As of this year, Michael Dell is one of the richest people in the world, with a net worth measuring at $50 billion.
Dell Competition Analysis
Because Dell has used their direct strategy since conception — bypassing retail stores and system integrators — they are able to offer dramatically lower prices. As a result, it holds a 17.9% share of the world PC market, growing much faster than competitors Hewlett-Packard and IBM.
The closest competitors in market share in the PC sector include Lenovo (the top earner; 24.8%), HP Inc. (22.8%), Apple (7.5%), Asus Inc (5.8%), and Acer Inc (5.7%). Overall, Dell ranks third among that group in global market share (17.2%).
In the infrastructure arena, Dell’s main rivals in market share are Hewlett-Packard Enterprise Co. Lenovo, Cisco, and Inspur. Dell is comparative to Hewlett-Packard as the market leaders. Of all the rivals, Dell remains the youngest in comparison to origination.
Dell Current Valuation
When the company originally went public, shares were priced at $8.50. Dell Technologies is now worth $31.61 billion, with shares priced at around $43 a share. According to this year’s Q1 results, the company saw 16% growth across Infrastructure Solutions Group and Clients Solutions Group, as well as increases in year-over-year and recurring revenue.
The largest shift occurred in 2015, when Dell announced its intent to acquire EMC Corporation — an enterprise software and storage company. The transaction came with a hefty $67 billion price tag.
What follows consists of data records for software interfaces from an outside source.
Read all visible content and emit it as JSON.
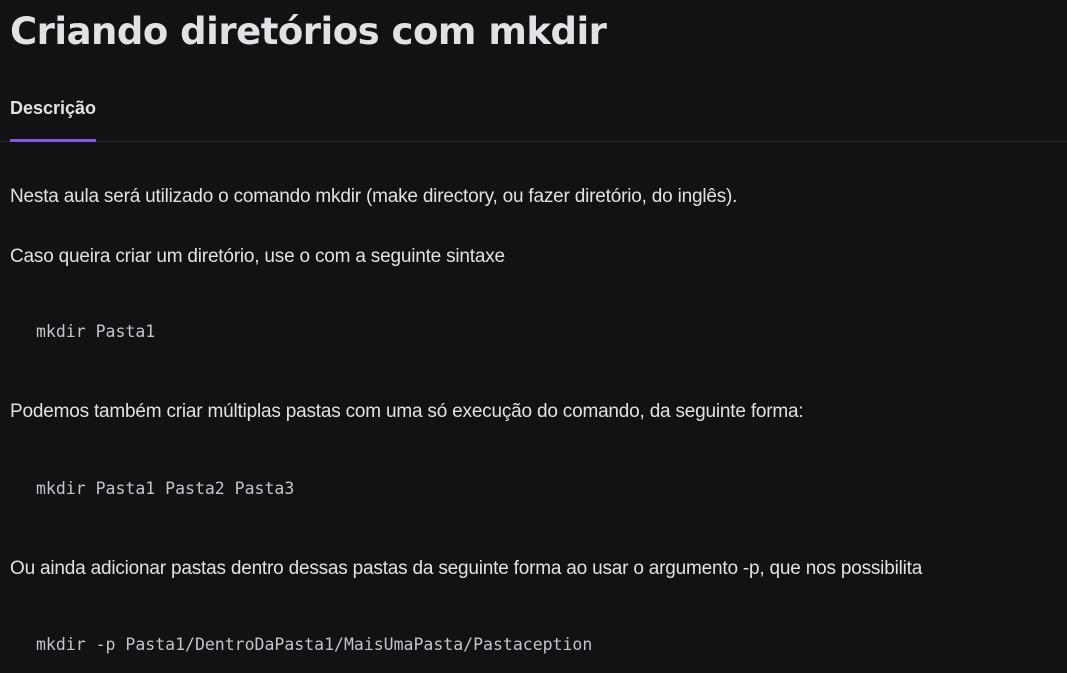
{
  "page": {
    "title": "Criando diretórios com mkdir"
  },
  "tabs": [
    {
      "label": "Descrição",
      "active": true
    }
  ],
  "accent_color": "#8257e5",
  "content": {
    "p1": "Nesta aula será utilizado o comando mkdir (make directory, ou fazer diretório, do inglês).",
    "p2": "Caso queira criar um diretório, use o com a seguinte sintaxe",
    "code1": "mkdir Pasta1",
    "p3": "Podemos também criar múltiplas pastas com uma só execução do comando, da seguinte forma:",
    "code2": "mkdir Pasta1 Pasta2 Pasta3",
    "p4": "Ou ainda adicionar pastas dentro dessas pastas da seguinte forma ao usar o argumento -p, que nos possibilita",
    "code3": "mkdir -p Pasta1/DentroDaPasta1/MaisUmaPasta/Pastaception"
  }
}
At the time, according to the Wall Street Journal, Dell had revenue of $27.3 billion from personal computers and $8.9 billion from servers; EMC had $16.5 billion from EMC II, $1 billion from RSA Security, $6 billion from VMware, and $230 billion from Pivotal Software.
Because EMC owned around 80% stock of VMware, the acquisition maintained it as a separate company. As of last year, Dell Technologies spun out its remaining VMware shares to shareholders.
New Growth Transformation of Dell
Over the last decade, Dell has improved their infrastructure and security by 51%. According to the company’s Q1 annual report, their infrastructure recorded revenue of $9.3 billion. More than 500 storage software advancements across multiple platforms help Dell customers deliver quicker insights, achieve better multi-cloud data control, and increase cyber resiliency. Under its infrastructure, Dell provides a range of hardware and services; this sector includes data storage and protection, servers and networking — including cloud-based solutions. According to the company’s website, almost 80% of organizations are now reinventing their business model as a result of the pandemic, fast-tracking digital transformation. Due to this, scalable IT infrastructures were implemented for contingencies, delivering digital experiences for customers and team members by implementing data in new ways.
It shouldn’t come as a surprise that the United States dominates the cloud universe, with just over half of the entire world. The industry of infrastructure-as-a-service measures $126 billion, with Dell contributing heavily to data center hardware and software markets.